The BOE officially posted the position opening today, Sept. 19, and will accept applications and nominations through Oct. 19, 2018. A BOE subcommittee will review all applications and narrow the field to select candidates to present to the full board in closed session on Oct. 23 and final candidates will be determined for interviews in early November.
The board hopes to be able to make an offer to the final candidate in November with the expectation that the new Commissioner of Education would start in early 2019.
After close to a year of inaction on Missouri’s next version of the Missouri School Improvement Program (MSIP), Assistant Commissioner Chris Neale brought the topic before the board again this week. While the program is intended to help improve schools in the state it is also the generator of the state’s only accountability statistic which can be used to compare quality and success between schools and districts — the APR score.
Neal praised the existing MSIP 5 process, which CEAM and other education reform organizations have frequently criticized for diluting actual academic performance with beefed up (and sometimes meaningless) graduation and attendance data.
“It is like looking into a Swiss watch,” Neal said of the state’s current accountability system. “The mathematics of what goes into producing that are so remarkable, but the change of assessments and a few other complications have compromised the ability of that watch to keep time as perfectly as we would like.”
Neal told the BOE that he hoped the MSIP 6 would do an even better job of crediting schools with success while not leading to data that would create outcomes for the BOE to examine.
“The higher we raise the stakes the more chances there are for bad decisions and that will not help the student,” he argued. “I don’t want to do something in this system that is intended to drive improvement that would do the opposite because we have raised the stakes too high.”
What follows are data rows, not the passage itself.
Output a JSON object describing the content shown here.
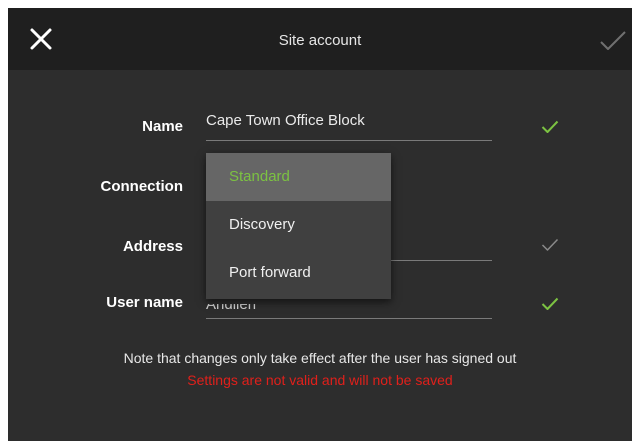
{
  "header": {
    "title": "Site account"
  },
  "form": {
    "name_label": "Name",
    "name_value": "Cape Town Office Block",
    "connection_label": "Connection",
    "address_label": "Address",
    "username_label": "User name",
    "username_value": "Andileri"
  },
  "dropdown": {
    "options": [
      "Standard",
      "Discovery",
      "Port forward"
    ],
    "selected": "Standard"
  },
  "messages": {
    "note": "Note that changes only take effect after the user has signed out",
    "error": "Settings are not valid and will not be saved"
  },
  "colors": {
    "accent_green": "#7cc242",
    "error_red": "#e0201b",
    "check_grey": "#8a8a8a"
  },
  "icons": {
    "close": "close-icon",
    "confirm": "checkmark-icon",
    "valid": "checkmark-icon"
  }
}
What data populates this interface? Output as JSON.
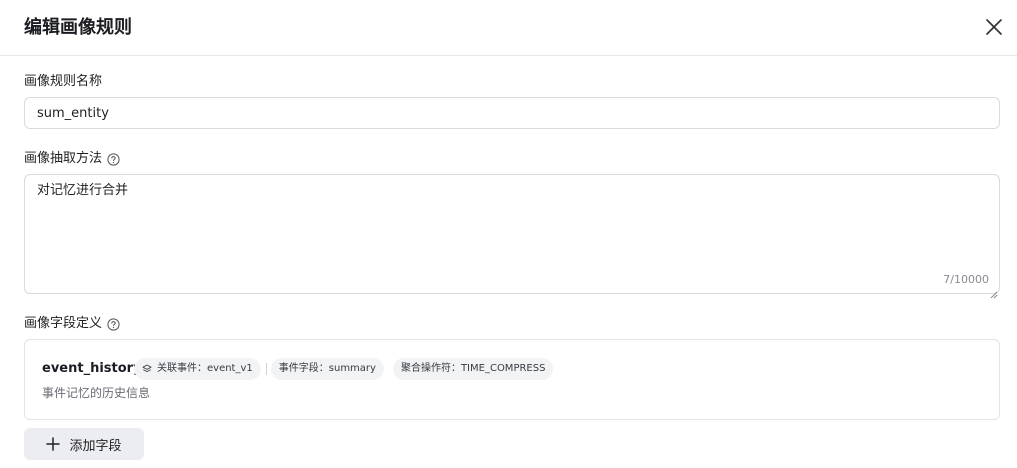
{
  "dialog": {
    "title": "编辑画像规则",
    "close_icon": "close-icon"
  },
  "name_field": {
    "label": "画像规则名称",
    "value": "sum_entity"
  },
  "method_field": {
    "label": "画像抽取方法",
    "help_icon": "question-circle-icon",
    "value": "对记忆进行合并",
    "count": "7/10000"
  },
  "fields_section": {
    "label": "画像字段定义",
    "help_icon": "question-circle-icon",
    "items": [
      {
        "name": "event_history",
        "tags": [
          {
            "icon": "layers-icon",
            "text": "关联事件：event_v1"
          },
          {
            "text": "事件字段：summary"
          },
          {
            "text": "聚合操作符：TIME_COMPRESS"
          }
        ],
        "description": "事件记忆的历史信息"
      }
    ]
  },
  "add_button": {
    "label": "添加字段",
    "icon": "plus-icon"
  }
}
Thankfully one of the new BOE members, Carol Hallquist, pushed back noting that the proposed MISP 6, which still has no metrics to gauge what elements would have the most weight when calculating an APR score, have many more factors to measure than the current MSIP 5.
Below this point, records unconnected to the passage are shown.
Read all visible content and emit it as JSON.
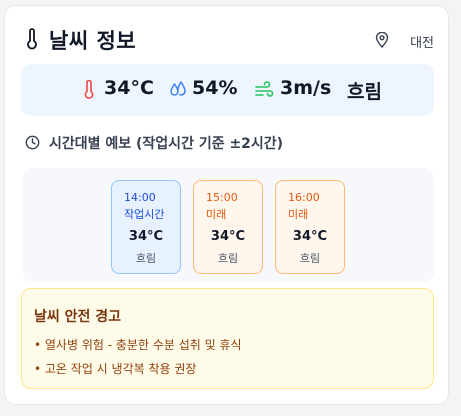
{
  "header": {
    "title": "날씨 정보",
    "location": "대전",
    "icons": {
      "title": "thermometer-icon",
      "location": "map-pin-icon"
    }
  },
  "summary": {
    "temperature": "34°C",
    "humidity": "54%",
    "wind": "3m/s",
    "condition": "흐림",
    "icons": {
      "temperature": "thermometer-icon",
      "humidity": "droplets-icon",
      "wind": "wind-icon"
    },
    "colors": {
      "temperature": "#ef4444",
      "humidity": "#3b82f6",
      "wind": "#22c55e"
    }
  },
  "forecast": {
    "title": "시간대별 예보 (작업시간 기준 ±2시간)",
    "icon": "clock-icon",
    "items": [
      {
        "time": "14:00",
        "tag": "작업시간",
        "temp": "34°C",
        "condition": "흐림",
        "current": true
      },
      {
        "time": "15:00",
        "tag": "미래",
        "temp": "34°C",
        "condition": "흐림",
        "current": false
      },
      {
        "time": "16:00",
        "tag": "미래",
        "temp": "34°C",
        "condition": "흐림",
        "current": false
      }
    ]
  },
  "warning": {
    "title": "날씨 안전 경고",
    "items": [
      "• 열사병 위험 - 충분한 수분 섭취 및 휴식",
      "• 고온 작업 시 냉각복 착용 권장"
    ]
  }
}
“My hope would be that academic achievement takes the forefront,” she said, noting that without that focus, “you can do all of these things and still graduate kids who cannot read past the fourth-grade level or cannot do basic algebra.”
On Tuesday, the BOE expressed some concerns with the criteria proposed by the Department of Elementary and Secondary Education (DESE) to be used to report results from the 2017-18 end-of-year MAP and End-of-Course (EOC) assessment tests. Missouri has been identified in recent national studies as lagging behind other states on academic performance.
Last year, Missouri instituted new end-of-year assessment tests and as a result must create new score levels (called cut scores) to differentiate between below basic, basic, proficient, and advanced knowledge of subject matter based on the new tests.
BOE members questioned why the proposed cut scores were based on a vertical scale (used to help drive student growth) and also expressed concerns about the level of involvement of DESE’s Technical Advisory Committee, a national panel of education data experts, in determining the final cut scores.
During the summer the DESE worked with over 150 Missouri educators to create baseline cut scores using performance level descriptors, the content of the MAP tests, and information about Missouri students’ performance on ACT and NAEP while district leaders and higher education faculty reviewed EOC cut scores. These recommendations were then reviewed by DESE’s Technical Advisory Committee before being proposed to the BOE this week.
The state has used different assessment tests each year for the past four years. As a result, the scores from each test represent different levels of subject matter and rigor and make it very difficult to compare how schools or districts are doing from year to year.
The state expects to use the same tests and cut scores for the foreseeable future, so determining a high level of rigor in the cut scores is key to helping to turn around Missouri students’ ability to compete with students from other states.